Transatlantic Mysteries

2696819435_c7230416e7_m.jpg

Yesterday my friend Chris and I drove into the Alps from Vienna, and during the trip I asked him a question that's been puzzling me. Why, given their horrific history during the 20th century, aren't Europeans more wary of the power of the state? After the horrors of WW I, the rise of European fascism, the Nazis, the Second World War, the protracted disaster of Communism etc., it would seem to me that something like paranoia would be the mildest sensible response toward government.

Yet instead people chose to give the state pretty much complete power over education (including universities), broadcasting, health care and pensions. The government mostly controls the economy as well, taking and disbursing about half of GDP. Even speech is more regulated (try denying the Holocaust in public).

The only conclusion I can draw is that people were very willing here to trade freedom for security (isn't that what got them into so much trouble in the first place? but never mind). And so far, it doesn't seem a bad trade; I doubt most European voters would even understand what I'm talking about, and would insist that they are the ones who are free (from destitution, for example). The state seems benign, if (to an outsider) pervasive.

I am willing to acknowledge that for the great mass of people this might well be the best way to organize the world, yet I wonder if Americans could ever be happy with the feeling of such limited possibilities.

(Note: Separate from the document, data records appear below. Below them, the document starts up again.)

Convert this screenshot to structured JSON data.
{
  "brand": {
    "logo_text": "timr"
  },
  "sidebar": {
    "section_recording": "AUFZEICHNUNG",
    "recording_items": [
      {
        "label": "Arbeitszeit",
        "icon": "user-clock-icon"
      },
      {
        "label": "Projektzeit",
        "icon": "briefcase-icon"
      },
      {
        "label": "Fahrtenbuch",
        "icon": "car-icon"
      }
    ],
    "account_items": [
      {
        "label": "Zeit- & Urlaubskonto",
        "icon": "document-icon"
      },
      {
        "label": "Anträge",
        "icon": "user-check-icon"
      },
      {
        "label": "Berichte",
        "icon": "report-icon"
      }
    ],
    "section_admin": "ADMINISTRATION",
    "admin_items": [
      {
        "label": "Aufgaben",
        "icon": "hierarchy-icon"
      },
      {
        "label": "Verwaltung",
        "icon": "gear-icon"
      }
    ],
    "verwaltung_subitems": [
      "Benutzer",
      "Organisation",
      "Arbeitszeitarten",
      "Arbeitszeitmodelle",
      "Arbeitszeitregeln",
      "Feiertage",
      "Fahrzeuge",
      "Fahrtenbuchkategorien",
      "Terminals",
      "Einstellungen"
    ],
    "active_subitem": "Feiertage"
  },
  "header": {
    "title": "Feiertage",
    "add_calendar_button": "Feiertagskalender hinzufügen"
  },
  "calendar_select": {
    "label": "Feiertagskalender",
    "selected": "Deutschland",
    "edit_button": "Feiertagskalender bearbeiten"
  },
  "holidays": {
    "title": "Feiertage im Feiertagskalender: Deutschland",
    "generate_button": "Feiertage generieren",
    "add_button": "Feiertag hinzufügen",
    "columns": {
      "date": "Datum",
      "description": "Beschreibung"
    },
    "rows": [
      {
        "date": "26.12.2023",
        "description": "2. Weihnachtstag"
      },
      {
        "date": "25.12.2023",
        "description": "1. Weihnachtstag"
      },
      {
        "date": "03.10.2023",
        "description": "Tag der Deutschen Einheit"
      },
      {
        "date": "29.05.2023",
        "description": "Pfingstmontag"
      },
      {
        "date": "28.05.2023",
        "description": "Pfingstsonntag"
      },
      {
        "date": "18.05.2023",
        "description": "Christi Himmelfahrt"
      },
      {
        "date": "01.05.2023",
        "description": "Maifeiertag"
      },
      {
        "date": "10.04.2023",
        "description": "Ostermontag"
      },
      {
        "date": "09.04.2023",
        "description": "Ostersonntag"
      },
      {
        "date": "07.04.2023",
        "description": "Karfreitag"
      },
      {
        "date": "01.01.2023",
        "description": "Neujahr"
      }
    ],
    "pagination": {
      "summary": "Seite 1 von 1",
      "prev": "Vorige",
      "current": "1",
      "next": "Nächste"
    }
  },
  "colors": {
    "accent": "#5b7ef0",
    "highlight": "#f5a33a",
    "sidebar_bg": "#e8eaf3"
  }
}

As to my original question, the Anglo-Israeli historian Avner Offer suggests an interesting answer in his paper Why Has the Public Sector Grown So Large?

His argument is essentially that sophisticated voters know they can't use their own money as advantageously as the government can; taxing themselves in exchange for social benefits is a kind of commitment device against their own profligacy and myopia. Even in America, after all, the public sector eats up a third of GDP without even counting a lot of health care spending. And the voters strongly support Social Security, a classic public-sector commitment device.

(Photo: Flickr User aficio2008)
Presented by

Daniel Akst

Dan Akst is a journalist, essayist and novelist who wrote three books. His novel, The Webster Chronicle, is based on the lives of Cotton and Increase Mather. More

Dan Akst is a journalist, novelist and essayist whose work has appeared frequently in The New York Times, The Wall Street Journal, The Boston Globe, Wilson Quarterly, and many other publications.

How to Build a Tornado

A Canadian inventor believes his tornado machine could solve the world's energy crisis. The only problem? He has to prove it works.

Join the Discussion

After you comment, click Post. If you’re not already logged in you will be asked to log in or register with Disqus.

Please note that The Atlantic's account system is separate from our commenting system. To log in or register with The Atlantic, use the Sign In button at the top of every page.

blog comments powered by Disqus

Video

How to Build a Tornado

A Canadian inventor believes his tornado machine could solve the world's energy crisis.

Video

A New York City Minute, Frozen in Time

This short film takes you on a whirling tour of the Big Apple

Video

What Happened to the Milky Way?

Light pollution has taken away our ability to see the stars. Can we save the night sky?

Video

The Pentagon's $1.5 Trillion Mistake

The F-35 fighter jet was supposed to do everything. Instead, it can barely do anything.

More in Business

Just In